For the time being, the English visitors moved into the little Concord cottage, forcing the Alcotts to double up. But that was not the worst of it. Lane imposed an iron discipline, banning all animal products, including milk (except, when Abby put her foot down, for the baby). No frivolous talk was allowed. In her diary Abby recorded that she “was always frowned down into stiff guilt.”

Alcott had hoped to find support for his colony among the philosophic elite of Concord. But some of them were already paying their intellectual dues to Brook Farm, the transcendental colony outside Boston. As for Henry David Thoreau, he took a loner’s view of all such communities: “I think I had rather keep bachelor’s hall in hell than go to board in heaven.”

In the end it was Lane who put up his life savings—two thousand dollars—to buy the farm at Harvard. Abby’s brother, Sam, added three hundred dollars and agreed to hold the property as trustee, paying the purchase price in installments. The Concord intellectuals gave only their blessing. The colonists who actually showed up at Fruitlands that summer were much farther out.

The only one waiting for the founders when they arrived from Concord was Joseph Palmer, a middle-aged farmer in white clothes and a long, bushy beard. In a clean-shaven period he had been under constant pressure from his neighbors to cut off his beard, and one day in Fitchburg three young toughs had ambushed him, wielding a pair of scissors. Palmer had pulled a knife, cutting them slightly. For that he was fined ten dollars and, when he refused to pay, was put in jail, where he stayed for a year, winning a small place in history as the “Martyr of the Beard.” Palmer was a godsend because, of all those who came to Fruitlands, he was the only one who knew about farming.


Alcott and Lane had brought almost a thousand books, mostly dealing with mystical philosophy, but not a single pamphlet on agriculture. They did have ideas on the subject, but many of those ideas were at war with practicalities. They abjured the use of horses or oxen- their fellow toilers—as draft animals. They would not rob the cow of its milk or the sheep of its wool. (Since cotton was grown by slave labor, that left only linen as acceptable fabric for clothing.) Some of the colonists wanted to grow only “aspiring” vegetables that reached toward heaven and none that grew downward, such as potatoes.

One of the first to join the community was Samuel Bower, a young Englishman who adhered to the principles of transcendentalism, uncooked food, and the rest, but who also had his own special crusade.

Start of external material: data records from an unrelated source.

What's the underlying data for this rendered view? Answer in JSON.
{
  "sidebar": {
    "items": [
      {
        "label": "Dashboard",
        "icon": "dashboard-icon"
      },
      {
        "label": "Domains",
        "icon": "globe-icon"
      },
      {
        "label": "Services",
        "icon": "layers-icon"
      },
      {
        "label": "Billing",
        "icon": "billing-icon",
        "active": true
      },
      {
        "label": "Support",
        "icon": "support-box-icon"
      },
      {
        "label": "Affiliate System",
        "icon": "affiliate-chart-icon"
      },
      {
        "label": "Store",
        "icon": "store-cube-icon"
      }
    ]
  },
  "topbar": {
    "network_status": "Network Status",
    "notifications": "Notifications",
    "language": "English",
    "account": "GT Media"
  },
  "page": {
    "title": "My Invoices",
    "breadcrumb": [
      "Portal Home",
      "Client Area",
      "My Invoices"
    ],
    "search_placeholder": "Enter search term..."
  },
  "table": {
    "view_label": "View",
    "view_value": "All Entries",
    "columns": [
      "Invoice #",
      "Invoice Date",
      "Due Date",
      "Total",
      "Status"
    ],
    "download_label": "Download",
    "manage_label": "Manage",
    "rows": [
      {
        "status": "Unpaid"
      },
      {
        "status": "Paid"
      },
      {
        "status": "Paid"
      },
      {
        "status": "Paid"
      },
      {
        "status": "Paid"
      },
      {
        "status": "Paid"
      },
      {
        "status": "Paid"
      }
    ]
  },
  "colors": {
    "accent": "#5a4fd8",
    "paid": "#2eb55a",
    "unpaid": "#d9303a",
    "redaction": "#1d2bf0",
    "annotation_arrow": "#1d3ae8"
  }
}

He was an Adamite, firm in the belief that humans should shed their clothes and go about as God made them. Since Mrs. Alcott would have none of that, Bower was sometimes absent. “At midsummer,” Louisa May remembered, “he retired to the wilderness, to try his plan where the woodchucks were without prejudices and the huckleberry bushes were hospitably full.”

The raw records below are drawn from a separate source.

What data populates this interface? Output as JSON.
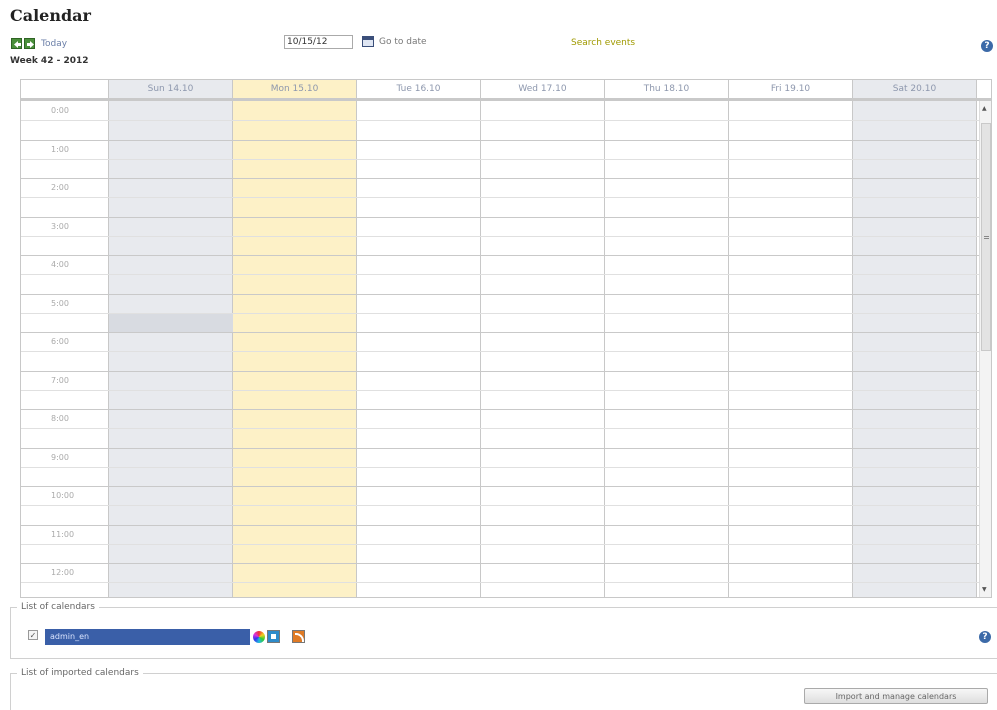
{
  "page": {
    "title": "Calendar"
  },
  "toolbar": {
    "prev_icon": "arrow-left-icon",
    "next_icon": "arrow-right-icon",
    "today_label": "Today",
    "week_label": "Week 42 - 2012",
    "date_value": "10/15/12",
    "goto_label": "Go to date",
    "search_label": "Search events",
    "help_symbol": "?"
  },
  "calendar": {
    "days": [
      {
        "label": "Sun 14.10",
        "kind": "weekend"
      },
      {
        "label": "Mon 15.10",
        "kind": "today"
      },
      {
        "label": "Tue 16.10",
        "kind": "weekday"
      },
      {
        "label": "Wed 17.10",
        "kind": "weekday"
      },
      {
        "label": "Thu 18.10",
        "kind": "weekday"
      },
      {
        "label": "Fri 19.10",
        "kind": "weekday"
      },
      {
        "label": "Sat 20.10",
        "kind": "weekend"
      }
    ],
    "hours": [
      "0:00",
      "1:00",
      "2:00",
      "3:00",
      "4:00",
      "5:00",
      "6:00",
      "7:00",
      "8:00",
      "9:00",
      "10:00",
      "11:00",
      "12:00"
    ],
    "colors": {
      "weekend": "#e8eaee",
      "today": "#fdf1c7",
      "weekday": "#ffffff"
    }
  },
  "calendars_section": {
    "legend": "List of calendars",
    "items": [
      {
        "name": "admin_en",
        "checked": true,
        "color": "#3a5fa8"
      }
    ],
    "icons": [
      "color-wheel-icon",
      "export-icon",
      "rss-icon"
    ]
  },
  "imported_section": {
    "legend": "List of imported calendars",
    "import_button": "Import and manage calendars"
  }
}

Among others who showed up during the summer were Samuel Larned, who was said to have lived for one year wholly on crackers and another wholly on apples, and Abram Wood, who had signalized his rebellion against society by changing his name to Wood Abram. In all sixteen men joined the community, but only one woman did so. That was Ann Page, a spinster from Providence, whose first question upon arrival elicited one of Abby Alcott’s rare complaints.

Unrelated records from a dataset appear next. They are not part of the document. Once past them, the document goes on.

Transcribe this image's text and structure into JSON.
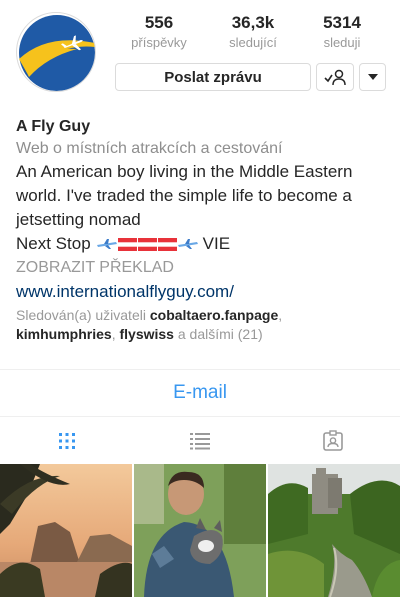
{
  "profile": {
    "stats": [
      {
        "value": "556",
        "label": "příspěvky"
      },
      {
        "value": "36,3k",
        "label": "sledující"
      },
      {
        "value": "5314",
        "label": "sleduji"
      }
    ],
    "message_button": "Poslat zprávu",
    "name": "A Fly Guy",
    "category": "Web o místních atrakcích a cestování",
    "bio_lines": [
      "An American boy living in the Middle Eastern",
      "world. I've traded the simple life to become a",
      "jetsetting nomad"
    ],
    "next_stop_label": "Next Stop",
    "next_stop_dest": "VIE",
    "translate": "ZOBRAZIT PŘEKLAD",
    "website": "www.internationalflyguy.com/",
    "followed_by": {
      "prefix": "Sledován(a) uživateli",
      "users": [
        "cobaltaero.fanpage",
        "kimhumphries",
        "flyswiss"
      ],
      "suffix": "a dalšími (21)"
    }
  },
  "email_button": "E-mail",
  "tabs": [
    "grid-icon",
    "list-icon",
    "tagged-icon"
  ],
  "colors": {
    "accent": "#3897f0",
    "logo_blue": "#1f5aa6",
    "logo_yellow": "#f6c21c",
    "muted": "#999999"
  }
}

‘Are there any beasts of burden on the place?” asked Ann Page.

“Only one woman,” answered Abby.

Abby soon found that Ann Page was more interested in writing poetry than in cleaning house. They quarreled, and Ann left. It was just as well, for the everwatchful Lane had discovered that Ann kept cheese in her trunk. Worse, she had stopped by a neighbor’s at dinner time and eaten a morsel of fish. Louisa May described the confrontation:

“I only took a little bit of the tail,” sobbed the penitent poet.